“SPF stands for sun protective factor and it is a measurement of the relative amount of protection against UVB rays that the skin has with versus without sunscreen,” says Dr. Collins. Generally, you should opt for a sunscreen with an SPF of at least 30.
How to Properly Apply Sunscreen
While you should pay attention to SPF, your sunscreen will only be effective if you apply it properly. “Just as important or even more important than the SPF number is that enough sunscreen is used with application and reapplication is frequent enough,” says Dr. Collins.
“To get the protection of the SPF number on the label, you need to apply one ounce of sunscreen,” says Dr. Houshmand. This is about the size of a shot glass and is the amount you will use for one application to your entire body. Be sure to reapply at least every two hours if you are spending an extended amount of time outdoors, with more frequent reapplications if you’re swimming. “For a typical day without outdoor activities, you can just apply SPF 30 to the face, neck and hands before you leave the house,” says Dr. Collins. She also recommends sun protective clothing as a lower-maintenance option.
Our Favorite Editor-Approved Sunscreens
The CeraVe Hydrating Mineral Sunscreen SPF 30 Face Sheer Tint reflects UVA and UVB rays while leaving behind a sheer tint (that works for all skin tones) for a healthy-looking glow. The tint also offsets the white cast typically associated with mineral formulations. Like CeraVe’s other skincare products, this sunscreen is enriched with ceramides to keep your skin moisturized and help support its protective barrier.
Formulated with mineral-rich volcanic water, the Vichy Capital Soleil Body & Face Sunscreen SPF 60 is a daily anti-aging face and body sunscreen lotion that offers broad-spectrum protection in a formula that dries down transparently. Bonus: It’s non-greasy and non-sticky.
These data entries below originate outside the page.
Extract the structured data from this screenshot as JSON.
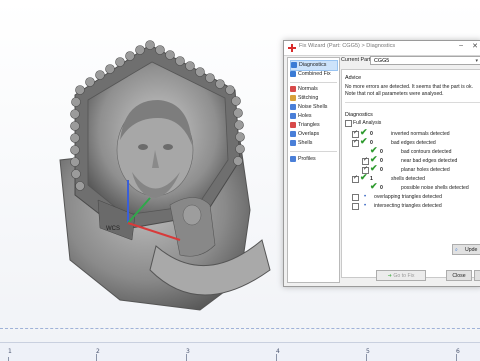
{
  "dialog": {
    "title": "Fix Wizard (Part: CGG5) > Diagnostics",
    "minimize": "–",
    "close": "✕"
  },
  "nav": {
    "items": [
      {
        "label": "Diagnostics",
        "selected": true,
        "color": "#3a7bd5"
      },
      {
        "label": "Combined Fix",
        "color": "#3a7bd5"
      },
      {
        "label": "Normals",
        "color": "#d84a4a"
      },
      {
        "label": "Stitching",
        "color": "#d8a13a"
      },
      {
        "label": "Noise Shells",
        "color": "#4a7fd8"
      },
      {
        "label": "Holes",
        "color": "#4a7fd8"
      },
      {
        "label": "Triangles",
        "color": "#d84a4a"
      },
      {
        "label": "Overlaps",
        "color": "#4a7fd8"
      },
      {
        "label": "Shells",
        "color": "#4a7fd8"
      },
      {
        "label": "Profiles",
        "color": "#4a7fd8"
      }
    ]
  },
  "current_part": {
    "label": "Current Part:",
    "value": "CGG5"
  },
  "advice": {
    "heading": "Advice",
    "text": "No more errors are detected. It seems that the part is ok. Note that not all parameters were analysed."
  },
  "diagnostics": {
    "heading": "Diagnostics",
    "full_analysis": "Full Analysis",
    "rows": [
      {
        "label": "inverted normals detected",
        "count": "0",
        "ok": true,
        "indent": 0
      },
      {
        "label": "bad edges detected",
        "count": "0",
        "ok": true,
        "indent": 0
      },
      {
        "label": "bad contours detected",
        "count": "0",
        "ok": true,
        "indent": 1
      },
      {
        "label": "near bad edges detected",
        "count": "0",
        "ok": true,
        "indent": 1
      },
      {
        "label": "planar holes detected",
        "count": "0",
        "ok": true,
        "indent": 1
      },
      {
        "label": "shells detected",
        "count": "1",
        "ok": true,
        "indent": 0
      },
      {
        "label": "possible noise shells detected",
        "count": "0",
        "ok": true,
        "indent": 1
      },
      {
        "label": "overlapping triangles detected",
        "count": "",
        "ok": false,
        "indent": 0
      },
      {
        "label": "intersecting triangles detected",
        "count": "",
        "ok": false,
        "indent": 0
      }
    ],
    "update_button": "Upde"
  },
  "buttons": {
    "go_to_fix": "Go to Fix",
    "close": "Close"
  },
  "axis_label": "WCS",
  "ruler": {
    "numbers": [
      "1",
      "2",
      "3",
      "4",
      "5",
      "6"
    ]
  },
  "colors": {
    "check": "#2e9a2e",
    "selection": "#cde3fb",
    "ring_metal": "#8e8e8e"
  }
}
It’s also water-resistant for up to 80 minutes.
Another tinted option, the La Roche-Posay Anthelios Mineral Tinted Sunscreen for Face SPF 50 was developed specifically for sensitive skin. The lightweight formula offers broad-spectrum sun protection, quickly absorbs into your skin without leaving behind greasy residue and has a tinted matte finish.
Do you struggle with dark spots? You’ll love the L’Oréal Paris Bright Reveal SPF 50 Daily UV Lotion, an anti-aging sunscreen that helps visibly reduce the appearance of dark spots while protecting your skin from damaging sun rays. Infused with vitamin E and vitamin C, the formula is lightweight and transparent, making it perfect for everyday use. Don’t be surprised if your skin starts to look brighter and more even with continued use over time.
If you’re looking for a sunscreen to wear with your makeup (or even to replace your makeup), look no further than the skinbetter science TONE SMART SPF 75 Sunscreen Lotion. This tone-adapting formula gives your complexion a subtle boost of color, so it makes a great primer for makeup or replacement for a light-coverage foundation on your no-makeup-makeup days. The creamy formula seamlessly blends into your skin and is water-resistant for up to 80 minutes.
A tinted mineral sunscreen that instantly boosts the radiance of your skin? Sign us up! The SkinCeuticals Physical Fusion UV Defense SPF 50 is lightweight, fluid sunscreen formula enriched with translucent color spheres to give you a more even, luminous complexion. It protects against UVA and UVB rays, and it’s water-resistant for up to 40 minutes.
Believe the hype about the Supergoop! Unseen Sunscreen SPF 40. This customer-favorite formula is truly invisible, weightless and unscented, eliminating all of the classic sunscreen pet peeves. Once you apply it, you’ll practically forget you even have anything on your face. We also love using this SPF as a makeup-gripping primer.